Her Glasgow friends kept asking if they could visit the set, but she had to confess she didn’t have that kind of power. She did love the fact that local kids kept trying to break in – and especially loved the two who outfoxed security by stealing a boat and sailing across the Clyde onto the set. “It’s peak Glasgow,” she beams. “It’s like, ‘Naw, we’re getting in there.’ It was amazing.”


Turns out she also had some of that brazenness as a teenager. Growing up in Shawlands on the Southside of the city, she talked her way onto the set of Taggart when she was 14 after spotting the Scottish TV institution shooting near her house. She went back everyday until they gave her a job, which makes her sound like the Scottish Spielberg. She laughs away the comparison, but does find stories like this fascinating. “If you don’t have any kind of personal family connection to the industry, it just seems so impenetrable, right? I just wanted to know more about it all and, luckily, people at Taggart and, later, Rebus, were very open to that.”
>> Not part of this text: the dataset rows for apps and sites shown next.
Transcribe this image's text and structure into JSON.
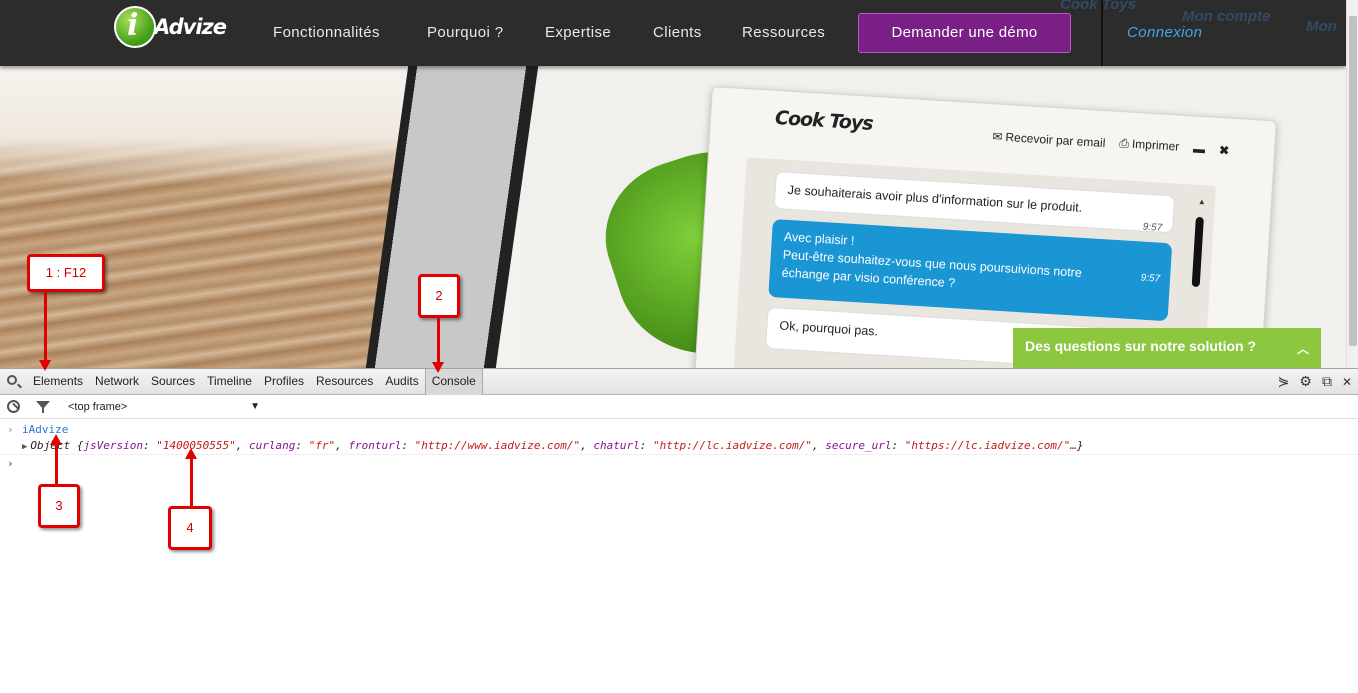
{
  "nav": {
    "logo_text": "Advize",
    "logo_letter": "i",
    "items": [
      "Fonctionnalités",
      "Pourquoi ?",
      "Expertise",
      "Clients",
      "Ressources"
    ],
    "demo_button": "Demander une démo",
    "login": "Connexion",
    "ghost_texts": [
      "Cook Toys",
      "Mon compte",
      "Mon"
    ]
  },
  "hero": {
    "chat_brand": "Cook Toys",
    "email_action": "Recevoir par email",
    "print_action": "Imprimer",
    "messages": [
      {
        "text": "Je souhaiterais avoir plus d'information sur le produit.",
        "time": "9:57"
      },
      {
        "text": "Avec plaisir !\nPeut-être souhaitez-vous que nous poursuivions notre échange par visio conférence ?",
        "time": "9:57"
      },
      {
        "text": "Ok, pourquoi pas."
      }
    ],
    "help_banner": "Des questions sur notre solution ?"
  },
  "devtools": {
    "tabs": [
      "Elements",
      "Network",
      "Sources",
      "Timeline",
      "Profiles",
      "Resources",
      "Audits",
      "Console"
    ],
    "active_tab": "Console",
    "frame_select": "<top frame>",
    "command": "iAdvize",
    "object_prefix": "Object",
    "object_props": [
      {
        "key": "jsVersion",
        "value": "\"1400050555\""
      },
      {
        "key": "curlang",
        "value": "\"fr\""
      },
      {
        "key": "fronturl",
        "value": "\"http://www.iadvize.com/\""
      },
      {
        "key": "chaturl",
        "value": "\"http://lc.iadvize.com/\""
      },
      {
        "key": "secure_url",
        "value": "\"https://lc.iadvize.com/\"…"
      }
    ]
  },
  "annotations": {
    "n1": "1 : F12",
    "n2": "2",
    "n3": "3",
    "n4": "4"
  },
  "colors": {
    "nav_bg": "#2c2c2c",
    "demo_button": "#7a1f86",
    "login_link": "#3fa7e8",
    "chat_blue": "#1a96d4",
    "help_banner": "#8dc63f",
    "annotation_red": "#e00000"
  }
}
It was properly life changing too: the night before she was due to go down south to study engineering at university she told her mum she wanted to do film instead. Hence why she ended up at the Conservatoire.


And now 1917 is about to open in cinemas, followed in the autumn by Last Night in Soho, her aforementioned collaboration with Edgar Wright, whom she also met through Mendes. And after that, she’s got another three films in the pipeline that she describes as “dream projects” but can’t talk about, as well a non-superhero script for the Russo brothers, which she can’t talk about either, but does let slip is called La Hacienda. 
“It’s pretty weird, isn’t it?” she surmises of her career thus far. “I think maybe one of my agents does voodoo or sold their soul. Either way they’re getting presents!”



1917 is in cinemas from 10 January